The 43,000-square-foot Globe Technical Center opened in 2008 at 5335 Market Street to house the theatre's scenic department and storage facility for props and costumes. The Center also serves as "an artistic hub in the community fostering the creation and implementation of new plays, performances, partnerships and training programs for and with area students, residents and artists."
Casting and creative team will be announced.
According to Globe's Street Lights production notes, "While fighting to save their high school music program from being shut down, the teenagers of Street Lights discover the power of music to unite their community and bring new hope to the residents of their troubled neighborhood. The talented singer and songwriter Dominique, her academically gifted brother Rocky and their beat-making DJ friend X-Ray use organizing techniques pioneered during the Civil Rights movement to help rally the people around them. When Dominique begins to fall in love with Damon, a local drug dealer with a Robin Hood streak, she must choose between accepting the hard realities of the world she lives in or try to change her neighborhood for the better."
Writer Drymala is the primary composer and original book writer for the satirical musical White Noise, which received its premiere at the 2006 NYMF and received a Summer Theater Award for Outstanding Score that year. White Noise was subsequently optioned for Broadway, and was recently mounted in New Orleans as a tryout for the Broadway production. In 2003-04, he was the primary speechwriter on Gov. Howard Dean's presidential campaign where he wrote a feature-length article in Vanity Fair magazine on poverty in America on behalf of Gov. Dean, as well as writing a speech on race relations that was hailed by The Black Commentator magazine as "the most important statement on race in American politics by a mainstream white politician in nearly 40 years."

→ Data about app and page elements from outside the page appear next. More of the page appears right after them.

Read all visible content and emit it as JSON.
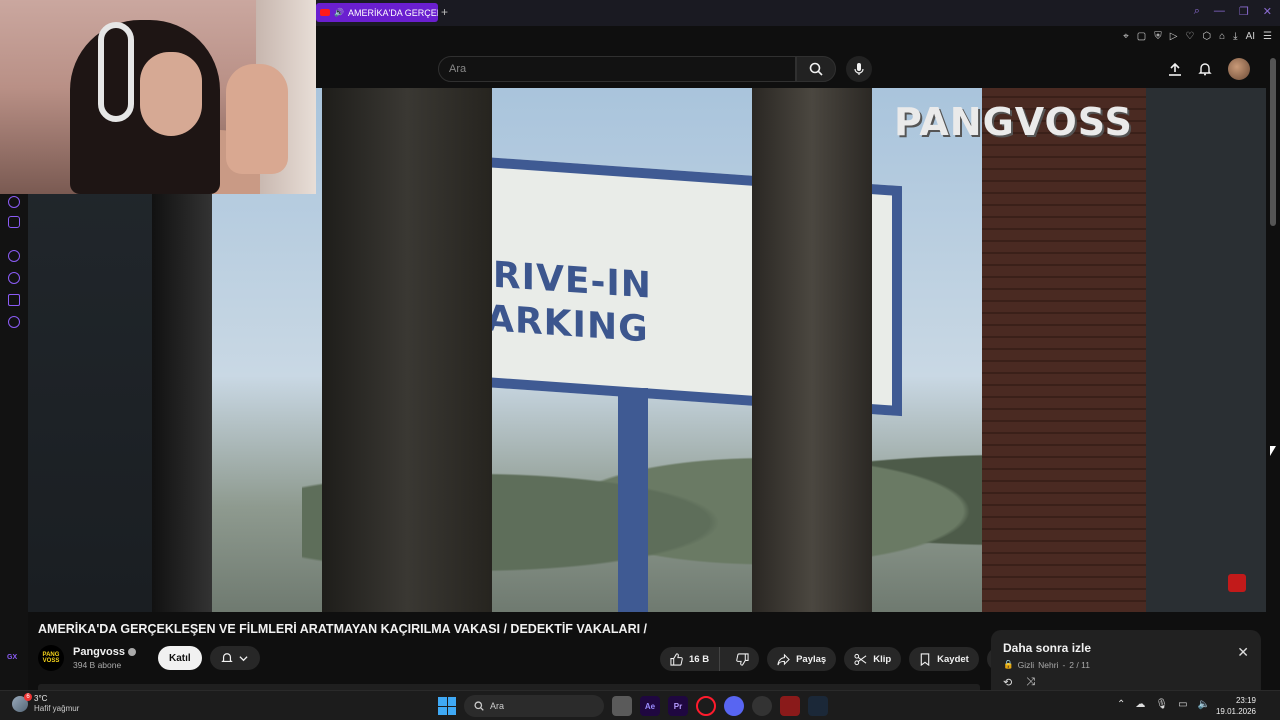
{
  "browser": {
    "tab_title": "AMERİKA'DA GERÇEKL",
    "new_tab_symbol": "+",
    "toolbar_ai": "AI",
    "window_controls": [
      "⌕",
      "—",
      "❐",
      "✕"
    ]
  },
  "youtube": {
    "search_placeholder": "Ara"
  },
  "video": {
    "watermark": "PANGVOSS",
    "sign_line1": "DRIVE-IN",
    "sign_line2": "PARKING",
    "title": "AMERİKA'DA GERÇEKLEŞEN VE FİLMLERİ ARATMAYAN KAÇIRILMA VAKASI / DEDEKTİF VAKALARI /"
  },
  "channel": {
    "logo_text": "PANG VOSS",
    "name": "Pangvoss",
    "subscribers": "394 B abone",
    "join_label": "Katıl"
  },
  "actions": {
    "like_count": "16 B",
    "share_label": "Paylaş",
    "clip_label": "Klip",
    "save_label": "Kaydet"
  },
  "playlist": {
    "title": "Daha sonra izle",
    "privacy": "Gizli",
    "owner": "Nehri",
    "position": "2 / 11"
  },
  "sidebar": {
    "gx_label": "GX"
  },
  "taskbar": {
    "temperature": "3°C",
    "weather_desc": "Hafif yağmur",
    "weather_badge": "6",
    "search_placeholder": "Ara",
    "time": "23:19",
    "date": "19.01.2026",
    "apps": [
      "Ae",
      "Pr"
    ]
  },
  "colors": {
    "accent_purple": "#6a1fcf",
    "opera_purple": "#8b5cf6",
    "youtube_red": "#ff1a1a"
  }
}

He performs indie folk/country under the name Blueyed Son around Brooklyn and Manhattan.